With the images removed, repeat the data below exactly.

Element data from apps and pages

▬▬▬

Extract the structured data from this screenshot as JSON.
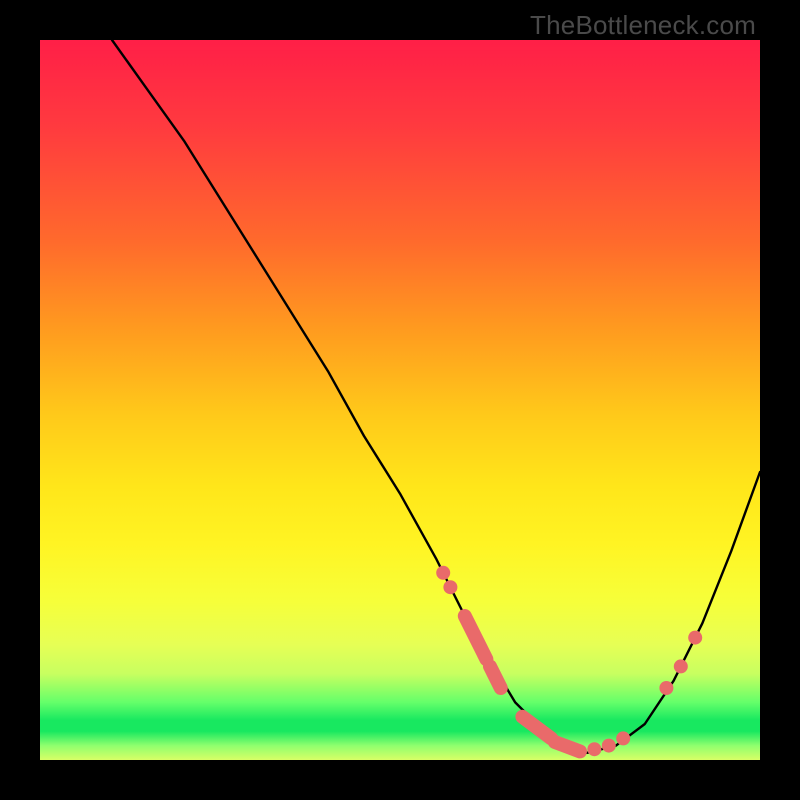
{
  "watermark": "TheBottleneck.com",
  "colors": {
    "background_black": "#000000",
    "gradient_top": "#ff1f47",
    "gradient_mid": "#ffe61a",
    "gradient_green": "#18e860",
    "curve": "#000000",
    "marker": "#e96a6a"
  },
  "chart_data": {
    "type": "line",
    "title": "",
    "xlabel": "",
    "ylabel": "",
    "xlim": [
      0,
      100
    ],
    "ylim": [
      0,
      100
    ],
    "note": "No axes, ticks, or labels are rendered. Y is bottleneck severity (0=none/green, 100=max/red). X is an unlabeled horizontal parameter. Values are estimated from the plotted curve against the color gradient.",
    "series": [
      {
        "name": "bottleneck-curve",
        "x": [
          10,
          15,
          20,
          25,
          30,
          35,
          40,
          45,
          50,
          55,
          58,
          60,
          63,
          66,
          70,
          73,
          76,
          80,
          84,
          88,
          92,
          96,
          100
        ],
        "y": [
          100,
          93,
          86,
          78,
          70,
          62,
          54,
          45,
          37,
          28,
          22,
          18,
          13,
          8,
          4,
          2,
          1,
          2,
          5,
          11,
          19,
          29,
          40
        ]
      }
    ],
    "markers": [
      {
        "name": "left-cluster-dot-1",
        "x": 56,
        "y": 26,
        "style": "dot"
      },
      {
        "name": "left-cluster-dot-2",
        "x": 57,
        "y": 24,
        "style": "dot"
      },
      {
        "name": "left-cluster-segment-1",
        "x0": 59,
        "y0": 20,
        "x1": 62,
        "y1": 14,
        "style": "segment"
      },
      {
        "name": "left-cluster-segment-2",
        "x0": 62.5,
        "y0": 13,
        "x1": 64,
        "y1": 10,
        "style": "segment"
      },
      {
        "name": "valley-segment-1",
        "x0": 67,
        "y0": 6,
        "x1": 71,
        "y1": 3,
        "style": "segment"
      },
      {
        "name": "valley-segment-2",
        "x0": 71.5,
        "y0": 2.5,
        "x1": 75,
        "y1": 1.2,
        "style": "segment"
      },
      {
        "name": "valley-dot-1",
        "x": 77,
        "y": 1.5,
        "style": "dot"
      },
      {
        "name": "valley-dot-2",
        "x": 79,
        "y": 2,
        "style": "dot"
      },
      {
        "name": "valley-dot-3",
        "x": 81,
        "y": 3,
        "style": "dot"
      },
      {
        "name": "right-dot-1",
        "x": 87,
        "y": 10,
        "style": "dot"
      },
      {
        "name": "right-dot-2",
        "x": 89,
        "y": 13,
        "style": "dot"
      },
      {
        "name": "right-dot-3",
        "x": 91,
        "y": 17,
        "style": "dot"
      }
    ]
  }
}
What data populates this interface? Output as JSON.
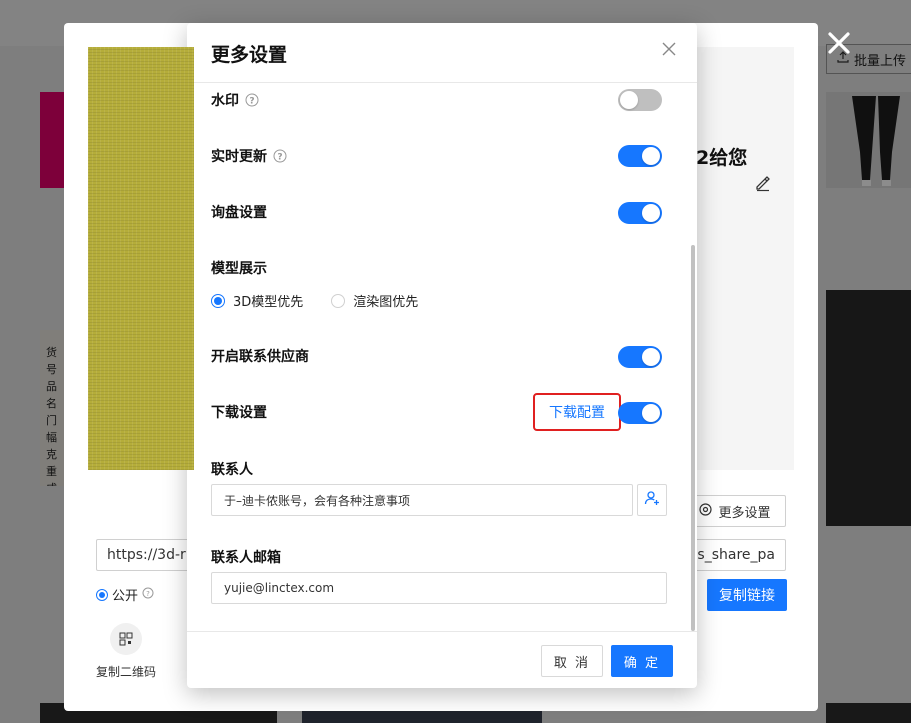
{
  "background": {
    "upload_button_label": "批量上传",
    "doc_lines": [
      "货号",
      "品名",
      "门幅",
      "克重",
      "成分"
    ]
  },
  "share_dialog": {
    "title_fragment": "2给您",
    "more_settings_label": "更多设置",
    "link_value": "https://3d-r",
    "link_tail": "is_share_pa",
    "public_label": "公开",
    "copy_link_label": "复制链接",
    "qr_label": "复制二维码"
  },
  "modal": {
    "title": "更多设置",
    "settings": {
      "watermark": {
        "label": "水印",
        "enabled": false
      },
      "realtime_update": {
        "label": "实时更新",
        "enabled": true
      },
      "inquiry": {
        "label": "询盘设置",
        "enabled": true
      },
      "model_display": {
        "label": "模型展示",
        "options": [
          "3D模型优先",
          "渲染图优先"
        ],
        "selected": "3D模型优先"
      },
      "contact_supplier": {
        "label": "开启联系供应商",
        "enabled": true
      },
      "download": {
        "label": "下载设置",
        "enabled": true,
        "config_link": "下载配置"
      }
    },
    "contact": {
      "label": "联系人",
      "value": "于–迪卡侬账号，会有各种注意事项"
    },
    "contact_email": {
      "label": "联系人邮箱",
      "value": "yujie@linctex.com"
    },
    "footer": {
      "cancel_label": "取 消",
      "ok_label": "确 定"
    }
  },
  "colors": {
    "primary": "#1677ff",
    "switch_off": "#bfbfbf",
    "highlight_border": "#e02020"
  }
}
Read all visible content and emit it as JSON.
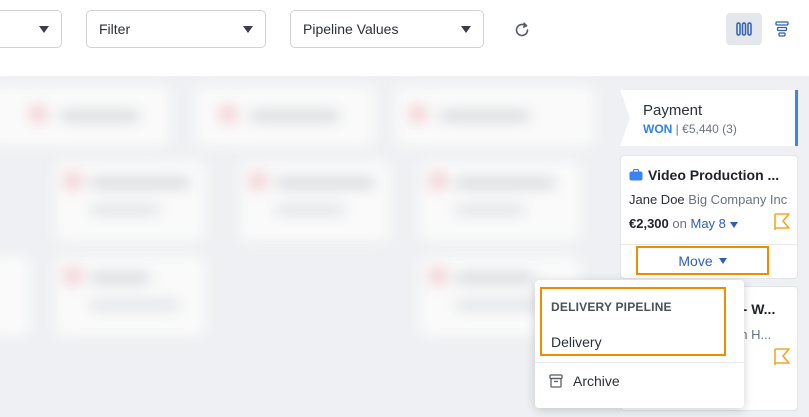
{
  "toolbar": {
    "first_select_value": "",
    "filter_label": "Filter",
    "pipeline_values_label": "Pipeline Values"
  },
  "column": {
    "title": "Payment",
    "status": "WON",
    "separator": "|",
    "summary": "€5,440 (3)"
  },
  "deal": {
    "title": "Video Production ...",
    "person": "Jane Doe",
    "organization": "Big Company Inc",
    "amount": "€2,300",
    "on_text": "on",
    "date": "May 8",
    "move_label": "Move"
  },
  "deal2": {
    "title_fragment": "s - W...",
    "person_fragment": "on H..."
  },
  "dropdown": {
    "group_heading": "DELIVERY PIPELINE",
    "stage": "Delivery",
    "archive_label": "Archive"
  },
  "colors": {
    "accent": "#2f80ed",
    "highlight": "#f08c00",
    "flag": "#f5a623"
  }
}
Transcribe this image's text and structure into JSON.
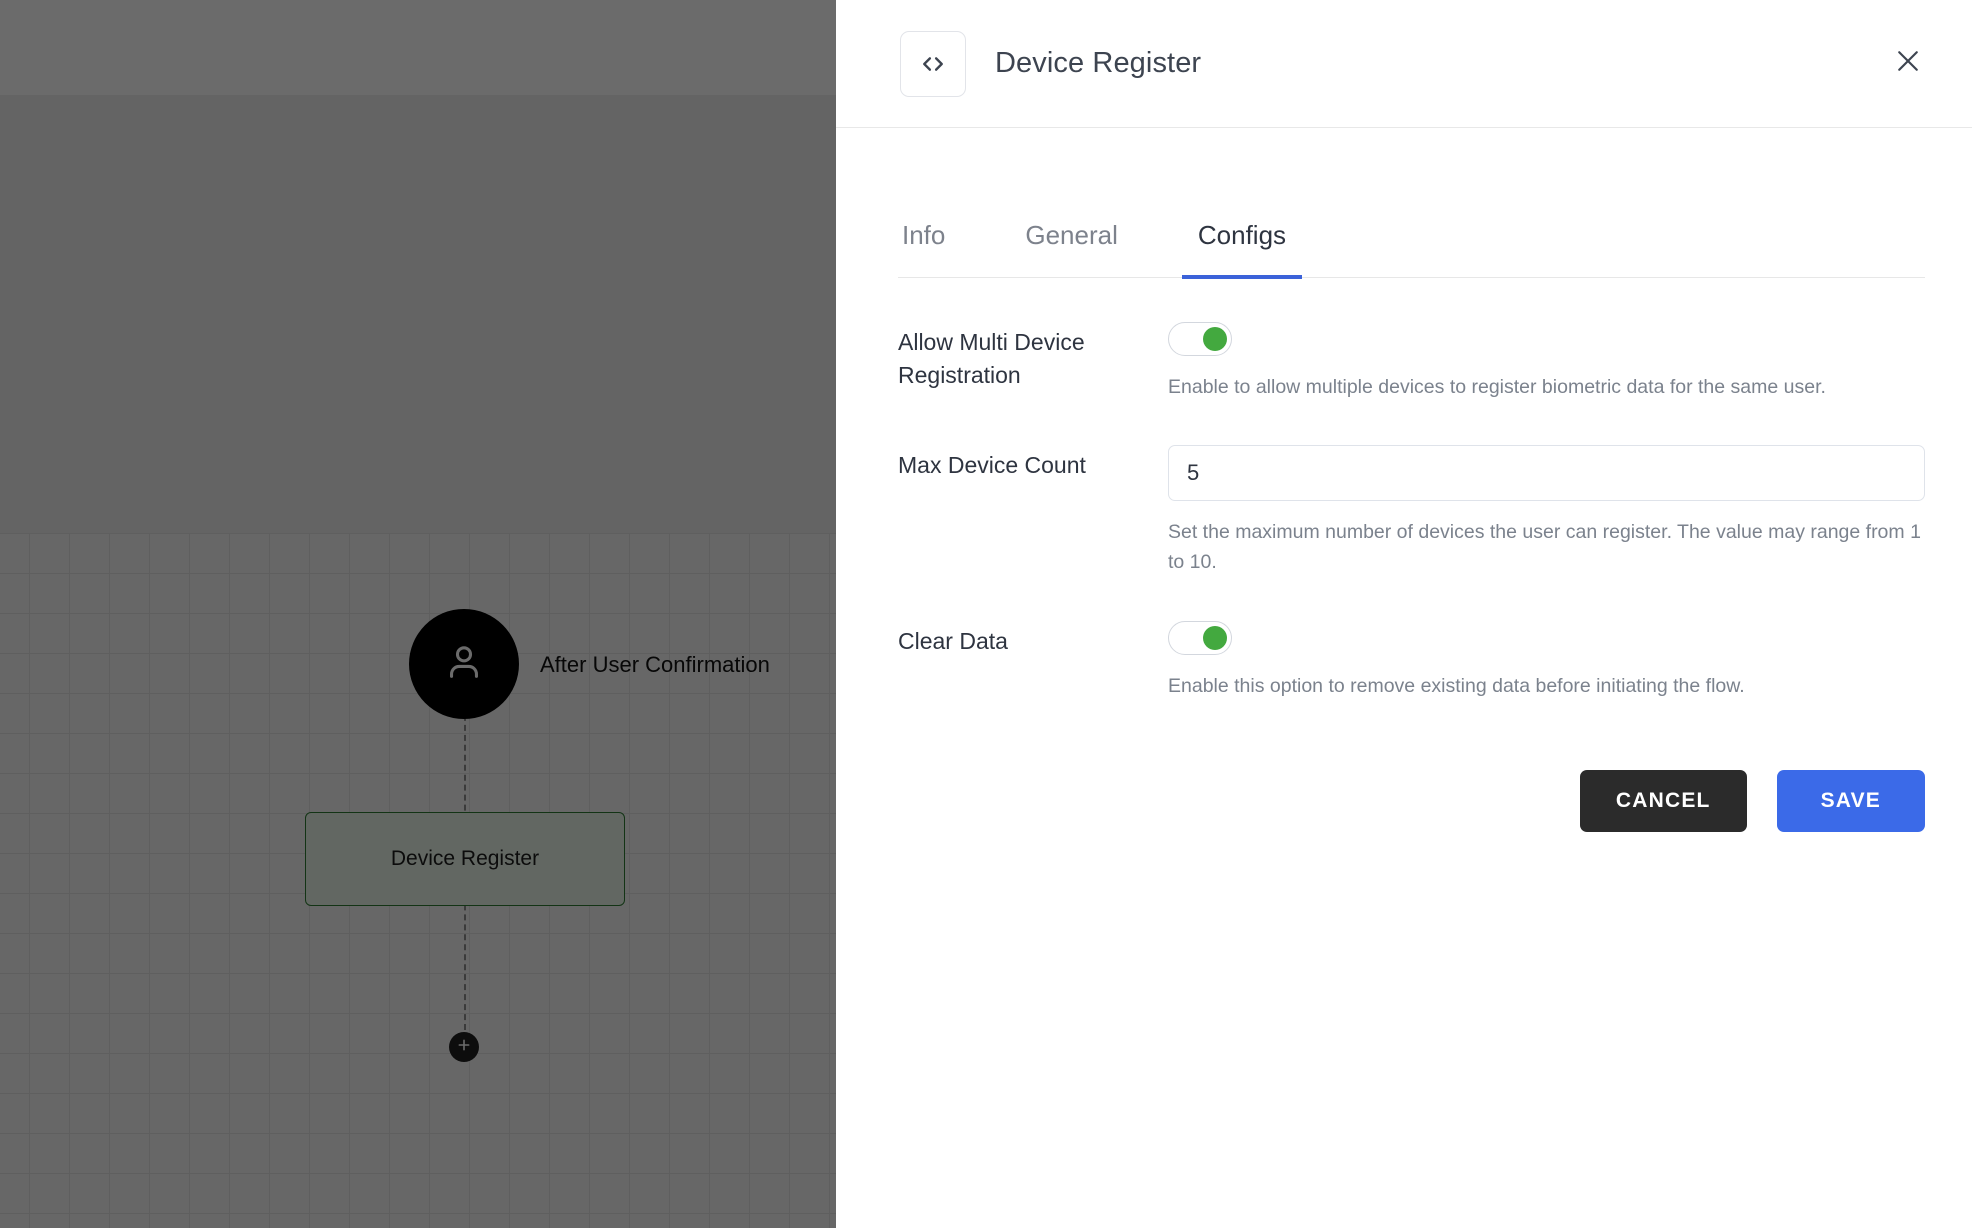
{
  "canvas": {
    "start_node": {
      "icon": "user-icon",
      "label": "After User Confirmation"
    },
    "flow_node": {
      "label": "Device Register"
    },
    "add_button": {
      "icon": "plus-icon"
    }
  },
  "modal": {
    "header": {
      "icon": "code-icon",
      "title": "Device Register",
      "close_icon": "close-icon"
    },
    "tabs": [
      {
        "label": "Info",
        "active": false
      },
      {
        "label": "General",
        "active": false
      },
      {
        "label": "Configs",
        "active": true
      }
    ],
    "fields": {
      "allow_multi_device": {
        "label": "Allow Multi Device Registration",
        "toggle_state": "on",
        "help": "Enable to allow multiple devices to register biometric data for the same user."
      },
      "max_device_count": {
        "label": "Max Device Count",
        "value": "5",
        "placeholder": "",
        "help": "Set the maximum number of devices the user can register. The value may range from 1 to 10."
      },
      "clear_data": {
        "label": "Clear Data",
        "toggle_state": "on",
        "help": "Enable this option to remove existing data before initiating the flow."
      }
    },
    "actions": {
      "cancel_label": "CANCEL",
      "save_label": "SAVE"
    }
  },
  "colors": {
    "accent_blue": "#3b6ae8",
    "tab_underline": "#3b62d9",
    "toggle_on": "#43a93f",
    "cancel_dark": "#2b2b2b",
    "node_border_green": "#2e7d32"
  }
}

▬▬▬

The completed task:
Extract the structured data from this screenshot as JSON.
{
  "watermark": "TheBottleneck.com",
  "colors": {
    "background_black": "#000000",
    "gradient_top": "#ff1f47",
    "gradient_mid": "#ffe61a",
    "gradient_green": "#18e860",
    "curve": "#000000",
    "marker": "#e96a6a"
  },
  "chart_data": {
    "type": "line",
    "title": "",
    "xlabel": "",
    "ylabel": "",
    "xlim": [
      0,
      100
    ],
    "ylim": [
      0,
      100
    ],
    "note": "No axes, ticks, or labels are rendered. Y is bottleneck severity (0=none/green, 100=max/red). X is an unlabeled horizontal parameter. Values are estimated from the plotted curve against the color gradient.",
    "series": [
      {
        "name": "bottleneck-curve",
        "x": [
          10,
          15,
          20,
          25,
          30,
          35,
          40,
          45,
          50,
          55,
          58,
          60,
          63,
          66,
          70,
          73,
          76,
          80,
          84,
          88,
          92,
          96,
          100
        ],
        "y": [
          100,
          93,
          86,
          78,
          70,
          62,
          54,
          45,
          37,
          28,
          22,
          18,
          13,
          8,
          4,
          2,
          1,
          2,
          5,
          11,
          19,
          29,
          40
        ]
      }
    ],
    "markers": [
      {
        "name": "left-cluster-dot-1",
        "x": 56,
        "y": 26,
        "style": "dot"
      },
      {
        "name": "left-cluster-dot-2",
        "x": 57,
        "y": 24,
        "style": "dot"
      },
      {
        "name": "left-cluster-segment-1",
        "x0": 59,
        "y0": 20,
        "x1": 62,
        "y1": 14,
        "style": "segment"
      },
      {
        "name": "left-cluster-segment-2",
        "x0": 62.5,
        "y0": 13,
        "x1": 64,
        "y1": 10,
        "style": "segment"
      },
      {
        "name": "valley-segment-1",
        "x0": 67,
        "y0": 6,
        "x1": 71,
        "y1": 3,
        "style": "segment"
      },
      {
        "name": "valley-segment-2",
        "x0": 71.5,
        "y0": 2.5,
        "x1": 75,
        "y1": 1.2,
        "style": "segment"
      },
      {
        "name": "valley-dot-1",
        "x": 77,
        "y": 1.5,
        "style": "dot"
      },
      {
        "name": "valley-dot-2",
        "x": 79,
        "y": 2,
        "style": "dot"
      },
      {
        "name": "valley-dot-3",
        "x": 81,
        "y": 3,
        "style": "dot"
      },
      {
        "name": "right-dot-1",
        "x": 87,
        "y": 10,
        "style": "dot"
      },
      {
        "name": "right-dot-2",
        "x": 89,
        "y": 13,
        "style": "dot"
      },
      {
        "name": "right-dot-3",
        "x": 91,
        "y": 17,
        "style": "dot"
      }
    ]
  }
}
What data populates this interface? Output as JSON.
{
  "background": {
    "upload_button_label": "批量上传",
    "doc_lines": [
      "货号",
      "品名",
      "门幅",
      "克重",
      "成分"
    ]
  },
  "share_dialog": {
    "title_fragment": "2给您",
    "more_settings_label": "更多设置",
    "link_value": "https://3d-r",
    "link_tail": "is_share_pa",
    "public_label": "公开",
    "copy_link_label": "复制链接",
    "qr_label": "复制二维码"
  },
  "modal": {
    "title": "更多设置",
    "settings": {
      "watermark": {
        "label": "水印",
        "enabled": false
      },
      "realtime_update": {
        "label": "实时更新",
        "enabled": true
      },
      "inquiry": {
        "label": "询盘设置",
        "enabled": true
      },
      "model_display": {
        "label": "模型展示",
        "options": [
          "3D模型优先",
          "渲染图优先"
        ],
        "selected": "3D模型优先"
      },
      "contact_supplier": {
        "label": "开启联系供应商",
        "enabled": true
      },
      "download": {
        "label": "下载设置",
        "enabled": true,
        "config_link": "下载配置"
      }
    },
    "contact": {
      "label": "联系人",
      "value": "于–迪卡侬账号，会有各种注意事项"
    },
    "contact_email": {
      "label": "联系人邮箱",
      "value": "yujie@linctex.com"
    },
    "footer": {
      "cancel_label": "取 消",
      "ok_label": "确 定"
    }
  },
  "colors": {
    "primary": "#1677ff",
    "switch_off": "#bfbfbf",
    "highlight_border": "#e02020"
  }
}
Read all visible content and emit it as JSON.
{
  "toolbar": {
    "first_select_value": "",
    "filter_label": "Filter",
    "pipeline_values_label": "Pipeline Values"
  },
  "column": {
    "title": "Payment",
    "status": "WON",
    "separator": "|",
    "summary": "€5,440 (3)"
  },
  "deal": {
    "title": "Video Production ...",
    "person": "Jane Doe",
    "organization": "Big Company Inc",
    "amount": "€2,300",
    "on_text": "on",
    "date": "May 8",
    "move_label": "Move"
  },
  "deal2": {
    "title_fragment": "s - W...",
    "person_fragment": "on H..."
  },
  "dropdown": {
    "group_heading": "DELIVERY PIPELINE",
    "stage": "Delivery",
    "archive_label": "Archive"
  },
  "colors": {
    "accent": "#2f80ed",
    "highlight": "#f08c00",
    "flag": "#f5a623"
  }
}
Transcribe this image's text and structure into JSON.
{
  "canvas": {
    "start_node": {
      "icon": "user-icon",
      "label": "After User Confirmation"
    },
    "flow_node": {
      "label": "Device Register"
    },
    "add_button": {
      "icon": "plus-icon"
    }
  },
  "modal": {
    "header": {
      "icon": "code-icon",
      "title": "Device Register",
      "close_icon": "close-icon"
    },
    "tabs": [
      {
        "label": "Info",
        "active": false
      },
      {
        "label": "General",
        "active": false
      },
      {
        "label": "Configs",
        "active": true
      }
    ],
    "fields": {
      "allow_multi_device": {
        "label": "Allow Multi Device Registration",
        "toggle_state": "on",
        "help": "Enable to allow multiple devices to register biometric data for the same user."
      },
      "max_device_count": {
        "label": "Max Device Count",
        "value": "5",
        "placeholder": "",
        "help": "Set the maximum number of devices the user can register. The value may range from 1 to 10."
      },
      "clear_data": {
        "label": "Clear Data",
        "toggle_state": "on",
        "help": "Enable this option to remove existing data before initiating the flow."
      }
    },
    "actions": {
      "cancel_label": "CANCEL",
      "save_label": "SAVE"
    }
  },
  "colors": {
    "accent_blue": "#3b6ae8",
    "tab_underline": "#3b62d9",
    "toggle_on": "#43a93f",
    "cancel_dark": "#2b2b2b",
    "node_border_green": "#2e7d32"
  }
}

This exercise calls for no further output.